Nielsen Media Research released its annual Music Year-End Report for 2017. It found that audiences are increasingly turning to on-demand streaming to get their music, while sales in physical media is declining. But some formats are experiencing a boost: sales of cassette tapes have increased, hitting their best year since 2012.
Cassette Tapes are in the midst of a revival: Nielsen reported last year that sales rose 74 percent to 129,000 units sold. That uptick was led by albums such as the Guardians of the Galaxy soundtrack, which featured the classic cassette tape prominently in the 2014 film. This year, those numbers rose further: Nielsen says that retailers sold 174,000 units, up 35 percent from last year’s numbers.
Clearing the Air
When it comes to climate change, it can be difficult to remain optimistic about the fate of the planet. We are already feeling impacts such as increased forest fires and sea level rise, and as global temperatures continue to rise we can only expect more. People and most governments around the world are accepting that battling our changing climate is a matter of survival.
But, while countries like the United States seem to be dismissing its threat, we all still face the same brutal reality of our warming planet. However, amid a series of worrying projections, one recent study stands out as a silver lining. It finds that the amount of gases derived by the combustion of organic matter, such as fossil fuels and forest fires, decreased in the United States from 1990-2012. The dip in what scientists call “organic aerosols” averted 180,000 deaths that would typically be associated with their exposure.
Globally, exposure to these gases is estimated to cause over 4 million deaths every year. The researchers believe that by tracing back the causes of the recent emission decline, we could inform policies that would save many of those lives.
Long lasting improvements
David Andrew Ridley and his colleagues isolated the trend by analyzing the concentration in the air of organic aerosols and black carbon, the sooty dark fumes created from the incomplete combustion of fossil fuels and biomass.
Soot can come, for example, from old diesel cars, wood burning or cook stoves and is particularly dangerous for the lungs and heart.
The research team found that between 1990-2012, organic aerosols and black carbon decreased by 40% and 55%, respectively. Overall, this is a 30 percent decrease in particle pollution in the U.S.
These findings are particularly impressive, considering that the increase in the number of wildfires should have contributed to this type of pollution. But other sources of aerosols were so drastically reduced that the negative impacts of forests burning was eventually offset.
The study’s authors believe that the encouraging trend could be a byproduct of the Clean Air Act, a federal law introduced in 1970 that regulated the emissions of hazardous pollutants.
As environmental protection is rolled back in the U.S. and fossil fuels are promoted as a means to create jobs for the poor, the study comes as a reminder that good environmental governance is not just a matter of politics: it can deliver concrete, long lasting benefits.

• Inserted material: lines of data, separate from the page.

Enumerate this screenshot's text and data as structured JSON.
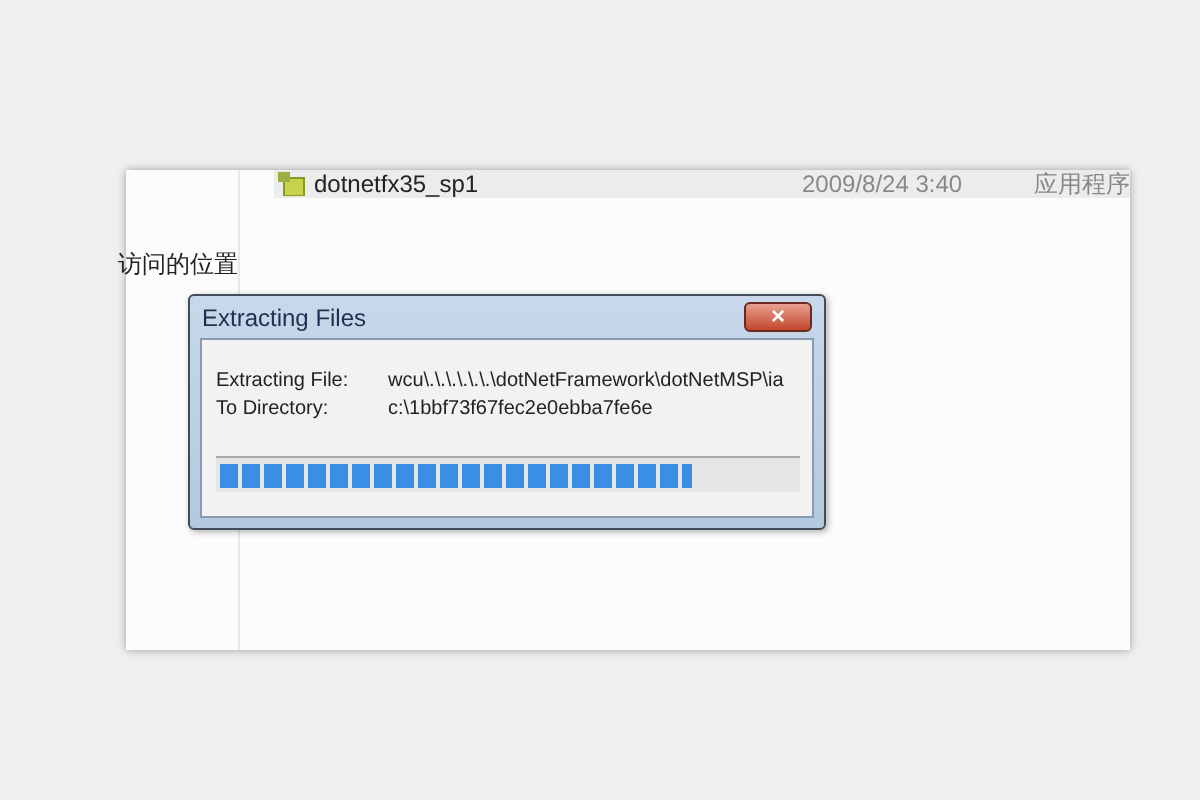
{
  "explorer": {
    "nav_item": "访问的位置",
    "file": {
      "name": "dotnetfx35_sp1",
      "modified": "2009/8/24 3:40",
      "type": "应用程序"
    }
  },
  "dialog": {
    "title": "Extracting Files",
    "close": "×",
    "fields": [
      {
        "label": "Extracting File:",
        "value": "wcu\\.\\.\\.\\.\\.\\.\\dotNetFramework\\dotNetMSP\\ia"
      },
      {
        "label": "To Directory:",
        "value": "c:\\1bbf73f67fec2e0ebba7fe6e"
      }
    ],
    "progress": {
      "level": 0.82
    }
  }
}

The post Thousands Were Saved Between 1990 and 2012 as Air Pollution Declined appeared first on Futurism.
I’m in London right now for the Clash Royale world championships, and had planned on doing this real cool podcast focusing on mobile esports based on my experiences here… Then the reality of hotel WiFi kicked in. I’m currently rocking around 50% packet loss, which has made even posting these week-ending posts borderline impossible. So, we’re running a rewind. This one is a cool one though, originally posted back in May of 2012, we sat down with Zach Gage who most recently is responsible for the fantastic Flipflop Solitaire [Free]. What I think is particularly fascinating about this episode in particular is that Zach is one of the exceedingly short list of indie developers who were around for the early days of the App Store who is still releasing successful games without really needing to diverge much at all from his original titles. He’s still releasing great puzzlers, and his entire catalog is still worth playing- even the old stuff.
Original show notes by Brad Nicholson are as follows:

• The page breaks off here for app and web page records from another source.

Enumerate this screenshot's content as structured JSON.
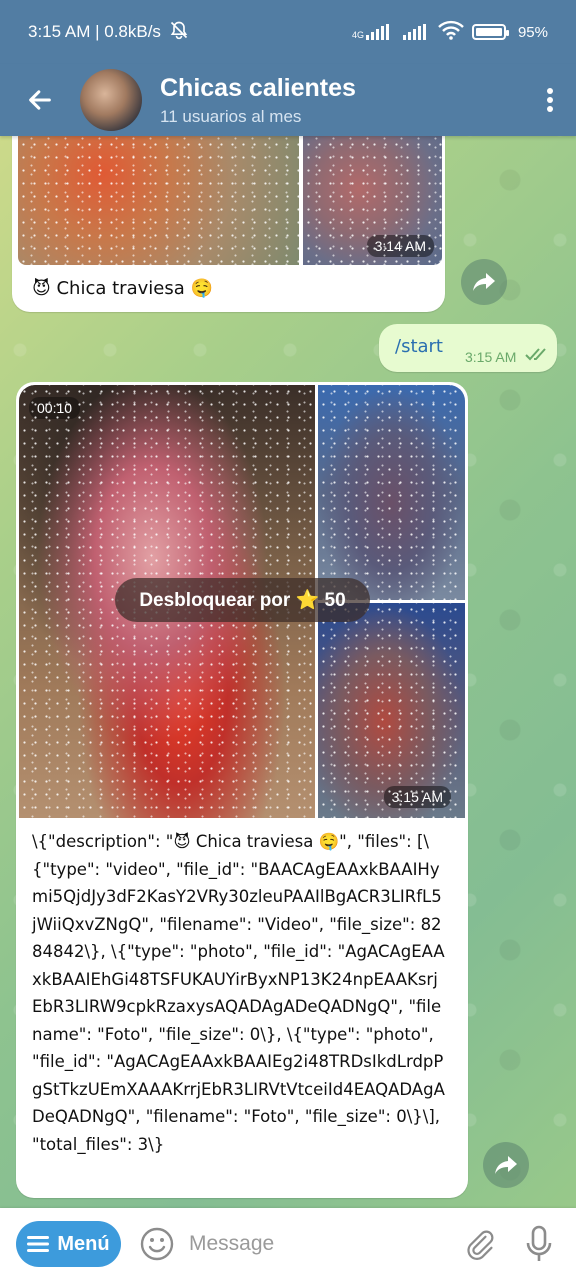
{
  "status_bar": {
    "time_speed": "3:15 AM | 0.8kB/s",
    "network_label": "4G",
    "battery": "95%"
  },
  "header": {
    "title": "Chicas calientes",
    "subtitle": "11 usuarios al mes"
  },
  "messages": {
    "first": {
      "time": "3:14 AM",
      "caption": "😈 Chica traviesa 🤤"
    },
    "outgoing": {
      "text": "/start",
      "time": "3:15 AM"
    },
    "second": {
      "video_duration": "00:10",
      "unlock_label": "Desbloquear por ⭐ 50",
      "time": "3:15 AM",
      "json_text": "\\{\"description\": \"😈 Chica traviesa 🤤\", \"files\": [\\{\"type\": \"video\", \"file_id\": \"BAACAgEAAxkBAAIHymi5QjdJy3dF2KasY2VRy30zleuPAAIlBgACR3LIRfL5jWiiQxvZNgQ\", \"filename\": \"Video\", \"file_size\": 8284842\\}, \\{\"type\": \"photo\", \"file_id\": \"AgACAgEAAxkBAAIEhGi48TSFUKAUYirByxNP13K24npEAAKsrjEbR3LIRW9cpkRzaxysAQADAgADeQADNgQ\", \"filename\": \"Foto\", \"file_size\": 0\\}, \\{\"type\": \"photo\", \"file_id\": \"AgACAgEAAxkBAAIEg2i48TRDsIkdLrdpPgStTkzUEmXAAAKrrjEbR3LIRVtVtceiId4EAQADAgADeQADNgQ\", \"filename\": \"Foto\", \"file_size\": 0\\}\\], \"total_files\": 3\\}"
    }
  },
  "input_bar": {
    "menu_label": "Menú",
    "placeholder": "Message"
  },
  "colors": {
    "header_bg": "#527da3",
    "menu_button": "#3d9bdc",
    "outgoing_bubble": "#e7fbd0"
  }
}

On this week’s bonus episode of The TouchArcade Show, Eli and I hit up Zach Gage of Zach Gage fame. You should get to know him. He’s the brains behind one of the best words game on the App Store, and he’s a super opinionated guy who isn’t afraid to have a discussion about games as art or his current level of cleanliness. In fact, we dive into these two topics pretty hard during our conversation, if you haven’t guessed already.
This is easily our most laid-back discussion we’ve ever had on the show, but I think it’ll end up giving you a really good idea of who Gage is, how he approaches game development, and how things like his personality and background inform that work. We cover a lot of ground in a really short amount of time in this podcast, and even touch on what Gage is doing right now.
To give it a listen, just click on the links below. If you’d like to get these interviews and our regular show instantly, feel free to subscribe to us on iTunes or the Zune Marketplace.
We’ll be back later this week with another regular episode of the TouchArcade Show.